This past weekend was the Hammer-in to commemorate the 25th Anniversary of the Central Virginia Blacksmith Guild. As a member of the guild I try to be involved as much as possible but with our class and show schedule, I often miss the meetings. In this case, I was very excited to be invited to demonstrate at the bladesmithing tent along with Matthew Parkinson and Burt Foster. It got even better when we found out that Ben Abbot was available to round out the demonstrations to two teams.
The weather had been very nice before the event but unfortunately turned into a typical Dogwood winter in Virginia. If it was not raining then there were 15 mph winds and the temperature was between the 30s and low 50’s so overall just pretty crappy weather. We were under an awning and the turnout was great despite the uncomfortable conditions. On the bright side, there was a large indoor area for vendors which was heated nicely. Surprisingly, knife sales went very well and Jamie Sneed, my shop manager, held down the table and worked the crowd. Among other vendors, there was Blacksmith supply, Big Blu presses and tools, NC Tool Company, Holland Anvil, MSG blades, and Abana as well as tailgate sales in the parking lot. Winburn Steel was the only other knife vendor. Mark and Dale are always great company and their swords and daggers are exquisite.
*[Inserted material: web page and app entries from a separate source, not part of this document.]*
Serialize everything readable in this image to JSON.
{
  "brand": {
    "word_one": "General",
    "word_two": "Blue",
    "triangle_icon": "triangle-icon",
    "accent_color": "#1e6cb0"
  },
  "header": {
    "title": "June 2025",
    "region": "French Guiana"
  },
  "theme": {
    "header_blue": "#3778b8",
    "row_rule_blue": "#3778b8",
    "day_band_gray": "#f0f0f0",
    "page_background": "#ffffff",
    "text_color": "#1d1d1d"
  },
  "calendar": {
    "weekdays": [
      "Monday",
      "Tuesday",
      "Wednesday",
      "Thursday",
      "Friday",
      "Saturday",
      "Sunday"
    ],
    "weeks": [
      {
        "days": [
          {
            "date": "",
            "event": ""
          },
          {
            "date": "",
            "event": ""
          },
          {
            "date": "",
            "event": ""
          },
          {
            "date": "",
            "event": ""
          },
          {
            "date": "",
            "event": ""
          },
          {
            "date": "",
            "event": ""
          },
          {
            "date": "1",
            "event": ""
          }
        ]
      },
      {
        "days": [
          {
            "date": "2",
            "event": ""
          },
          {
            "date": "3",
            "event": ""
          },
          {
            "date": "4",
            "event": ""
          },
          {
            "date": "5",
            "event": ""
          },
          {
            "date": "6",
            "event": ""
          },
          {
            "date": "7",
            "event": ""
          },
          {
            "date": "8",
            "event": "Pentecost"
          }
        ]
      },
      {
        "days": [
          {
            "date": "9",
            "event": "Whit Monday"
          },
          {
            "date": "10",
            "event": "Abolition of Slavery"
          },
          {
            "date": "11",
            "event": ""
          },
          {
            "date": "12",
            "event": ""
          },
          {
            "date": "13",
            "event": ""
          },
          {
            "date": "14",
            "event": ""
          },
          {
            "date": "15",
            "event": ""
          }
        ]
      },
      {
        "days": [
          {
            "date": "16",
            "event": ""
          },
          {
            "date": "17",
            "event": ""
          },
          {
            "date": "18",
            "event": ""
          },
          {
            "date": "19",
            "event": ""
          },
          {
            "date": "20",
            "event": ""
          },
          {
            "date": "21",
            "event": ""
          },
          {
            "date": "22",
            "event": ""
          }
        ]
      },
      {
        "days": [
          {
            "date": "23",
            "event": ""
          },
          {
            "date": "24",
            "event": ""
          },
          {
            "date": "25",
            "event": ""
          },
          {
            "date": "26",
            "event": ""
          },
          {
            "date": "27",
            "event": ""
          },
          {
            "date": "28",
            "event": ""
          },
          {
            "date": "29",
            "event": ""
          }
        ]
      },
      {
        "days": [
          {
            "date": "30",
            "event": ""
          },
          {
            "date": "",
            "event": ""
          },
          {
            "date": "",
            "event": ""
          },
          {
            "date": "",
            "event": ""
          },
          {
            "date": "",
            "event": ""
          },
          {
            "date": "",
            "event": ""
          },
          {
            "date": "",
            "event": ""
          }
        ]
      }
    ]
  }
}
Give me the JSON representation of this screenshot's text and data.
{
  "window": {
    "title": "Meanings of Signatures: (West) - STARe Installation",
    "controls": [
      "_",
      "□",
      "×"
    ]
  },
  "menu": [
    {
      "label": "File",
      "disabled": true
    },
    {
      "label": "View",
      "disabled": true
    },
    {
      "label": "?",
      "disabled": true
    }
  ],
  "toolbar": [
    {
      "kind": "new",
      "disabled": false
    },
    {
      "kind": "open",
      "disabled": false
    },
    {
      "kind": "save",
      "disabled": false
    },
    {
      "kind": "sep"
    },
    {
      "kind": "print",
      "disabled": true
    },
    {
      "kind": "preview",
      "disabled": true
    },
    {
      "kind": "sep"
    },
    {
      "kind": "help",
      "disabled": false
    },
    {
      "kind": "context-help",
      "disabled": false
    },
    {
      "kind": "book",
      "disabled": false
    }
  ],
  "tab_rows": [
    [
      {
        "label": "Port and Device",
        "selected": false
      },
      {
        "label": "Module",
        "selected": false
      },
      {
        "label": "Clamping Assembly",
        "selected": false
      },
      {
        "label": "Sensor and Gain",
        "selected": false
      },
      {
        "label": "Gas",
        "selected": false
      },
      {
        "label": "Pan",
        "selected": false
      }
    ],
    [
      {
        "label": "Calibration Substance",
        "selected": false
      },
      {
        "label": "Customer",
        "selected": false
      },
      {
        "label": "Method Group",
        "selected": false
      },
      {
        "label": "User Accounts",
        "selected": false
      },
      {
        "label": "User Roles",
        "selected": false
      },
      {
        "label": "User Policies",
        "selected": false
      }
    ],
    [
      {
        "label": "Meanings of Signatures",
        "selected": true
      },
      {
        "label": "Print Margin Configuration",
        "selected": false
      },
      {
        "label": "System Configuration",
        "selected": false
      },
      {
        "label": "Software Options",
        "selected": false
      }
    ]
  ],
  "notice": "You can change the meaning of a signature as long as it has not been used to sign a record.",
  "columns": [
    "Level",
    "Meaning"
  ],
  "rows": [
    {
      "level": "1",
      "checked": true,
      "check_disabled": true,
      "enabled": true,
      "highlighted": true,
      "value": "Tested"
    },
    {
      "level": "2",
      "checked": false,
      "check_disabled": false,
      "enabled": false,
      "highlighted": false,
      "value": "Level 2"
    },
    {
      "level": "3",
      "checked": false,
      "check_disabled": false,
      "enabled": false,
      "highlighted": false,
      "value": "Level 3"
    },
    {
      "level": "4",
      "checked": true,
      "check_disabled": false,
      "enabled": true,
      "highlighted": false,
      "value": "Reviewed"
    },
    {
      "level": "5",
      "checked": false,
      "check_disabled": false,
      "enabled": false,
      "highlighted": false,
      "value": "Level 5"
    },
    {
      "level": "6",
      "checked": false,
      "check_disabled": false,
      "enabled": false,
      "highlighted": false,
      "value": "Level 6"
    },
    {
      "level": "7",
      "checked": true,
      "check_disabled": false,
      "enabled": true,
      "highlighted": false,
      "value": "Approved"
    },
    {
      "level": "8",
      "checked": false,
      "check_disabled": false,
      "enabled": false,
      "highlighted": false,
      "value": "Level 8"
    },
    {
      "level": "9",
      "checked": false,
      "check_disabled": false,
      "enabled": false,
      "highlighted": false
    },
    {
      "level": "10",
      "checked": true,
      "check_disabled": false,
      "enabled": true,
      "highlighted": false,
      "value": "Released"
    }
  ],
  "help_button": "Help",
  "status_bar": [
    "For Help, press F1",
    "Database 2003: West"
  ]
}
The demonstrations lasted from Friday afternoon to Sunday morning and there were two other tents beside the bladesmithing tent. Roy with Christ-Centered Ironworks had the traditional ornamental tent and Andrew Molina demonstrated sculptural ironwork. At the bladesmithing tent, we decided to do two different blades, both in Damascus. Matt actually accomplished a mosaic pattern for his blade and Ben Abbot made a six-bar Turkish twist for his Damascus, I assisted with the forging on Ben’s project and Burt assisted with Matt’s. Unfortunately, Burt is dealing with a hand injury so although he was important to the demos for his knowledge and crowd work, we didn’t get the pleasure of watching him forge. I ground the bevels on the multibar blade, and glued and sculpted the handle. It was so cool to collaborate with Ben on this one!
Although we showed many advanced techniques, I took it upon myself to forge basic knives and explain that process. Many times at these events, the professionals assume that everyone knows the basics and those techniques get passed over. I know that there are many people who are just getting started and even seasoned makers still want to see how another smith gets it done. I ended up forging two full tang hunters, a stick tang blade from an offcut of Damascus, and an integral petty chef. A highlight for me was when Burt and Matt made broaches for themselves in order to finish their hidden tang knife. It was cool to see them problem-solve on the fly and make the tool they needed.
The two blades that we completed were raffled off at the end of the event and the proceeds went to support the CVBG we hope to do this again next year. The turnout was excellent and the demonstrators all had a great time. If you have an opportunity to attend any hammer-ins make it a point to do so. You don’t have to be a maker to get plenty out of the experience and it's a great chance to rub shoulders with some real pros. Not to mention that you are getting access to multiple classes for the price of admission - easily 10x more value than what you pay to get in. Look out for more events from the Guild and Join or Die Knives. We will be sure to have them at least once a quarter. See you then!